Free agency starts Friday, so it's time to gas up the engines of Redskins One and take off to points across the country.
Not so fast.
"Free agency is not something we're going to be a big part of," executive vice president of football operations Vinny Cerrato said.
From Jeremiah Trotter to London Fletcher, the Redskins have usually been aggressive this decade in pursuing talent in free agency.
So it has to come as a surprise to hear team officials downplaying the NFL's annual free agent frenzy.
A new approach at Redskins Park?
"First, we're coming off the playoffs and we feel pretty good about where we're at with our football team," Cerrato told Larry Michael and Bram Weinstein on Redskins Radio on Thursday.
"Then, after evaluating free agency, there's not anybody that we feel like we have to have, that we're in love with, who's going to come in and help us for what they would want financially."
It sounds like the Redskins will be less active than last year's measured approach. They netted London Fletcher and Fred Smoot on the first weekend of free agency last year.
This year, the Redskins want to wait for the market to settle before venturing into free agency.
"We'll probably wait in free agency for the market to come back," he said.
What about a trade?

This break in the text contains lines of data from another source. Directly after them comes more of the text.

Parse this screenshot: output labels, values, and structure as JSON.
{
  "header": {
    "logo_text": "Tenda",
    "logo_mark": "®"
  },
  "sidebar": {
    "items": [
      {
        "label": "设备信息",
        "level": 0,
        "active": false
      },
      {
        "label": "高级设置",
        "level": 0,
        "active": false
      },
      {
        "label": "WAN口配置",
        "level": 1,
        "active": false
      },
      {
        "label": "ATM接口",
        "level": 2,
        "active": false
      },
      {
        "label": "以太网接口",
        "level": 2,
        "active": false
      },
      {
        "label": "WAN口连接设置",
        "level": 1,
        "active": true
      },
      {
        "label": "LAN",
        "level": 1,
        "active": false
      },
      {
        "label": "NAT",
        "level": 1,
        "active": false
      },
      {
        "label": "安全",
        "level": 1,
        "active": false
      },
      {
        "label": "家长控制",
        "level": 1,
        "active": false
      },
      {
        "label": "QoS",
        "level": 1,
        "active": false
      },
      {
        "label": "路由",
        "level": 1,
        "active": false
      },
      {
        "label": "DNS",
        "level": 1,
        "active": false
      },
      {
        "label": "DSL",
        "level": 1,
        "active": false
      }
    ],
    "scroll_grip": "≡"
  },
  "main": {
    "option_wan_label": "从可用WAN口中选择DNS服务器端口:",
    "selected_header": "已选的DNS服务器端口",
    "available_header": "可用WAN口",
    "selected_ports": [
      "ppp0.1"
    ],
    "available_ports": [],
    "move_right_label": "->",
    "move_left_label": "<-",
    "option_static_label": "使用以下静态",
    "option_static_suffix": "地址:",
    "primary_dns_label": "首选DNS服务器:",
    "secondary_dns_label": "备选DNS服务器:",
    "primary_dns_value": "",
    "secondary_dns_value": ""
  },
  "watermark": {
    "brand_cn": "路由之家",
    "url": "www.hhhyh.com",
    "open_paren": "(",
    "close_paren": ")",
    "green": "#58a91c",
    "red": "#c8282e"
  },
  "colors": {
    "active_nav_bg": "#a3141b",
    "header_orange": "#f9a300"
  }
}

"You're always evaluating the trade market to see if that's a viable option," he said.
Cerrato emphasized that, even though the Redskins are under the league-mandated salary cap, the team does not want to overspend for free agents.
"When you see some deals that come out [in the first few days of free agency], you're going to say, 'Who is that and how did they get that much money?'" Cerrato said. "So the money [spent] is going to be crazy. A lot of teams have a lot of money to spend, and there are so few guys available. If you want one, you're going to have to pay a lot of money."
Meantime, the Redskins continue to negotiate with their own free agents
Quarterback Todd Collins and running back Rock Cartwright, the two biggest names on the Redskins' list, appear set to test the market.
Cerrato said the team has "reached out" to wide receiver Reche Caldwell.
Caldwell emerged as a clutch, third-down receiver late last season. The 7-year veteran finished the season with 15 catches for 141 yards.
"I think Reche wants to see what his value is out there," Cerrato said. "A lot of times with free agents, you want them back but they want to see what their value is. If they can get a phenomenal deal, then more power to them. If they see what we feel like the market is, then we'll work something out."
The Redskins will likely look to the draft to provide depth along the offensive line, Cerrato said.
"You want to develop someone [at offensive line]," he said. "With free agency, you don't want a 30-year-old guy to develop. You're looking more for a younger guy to bring along, because they're a lot cheaper."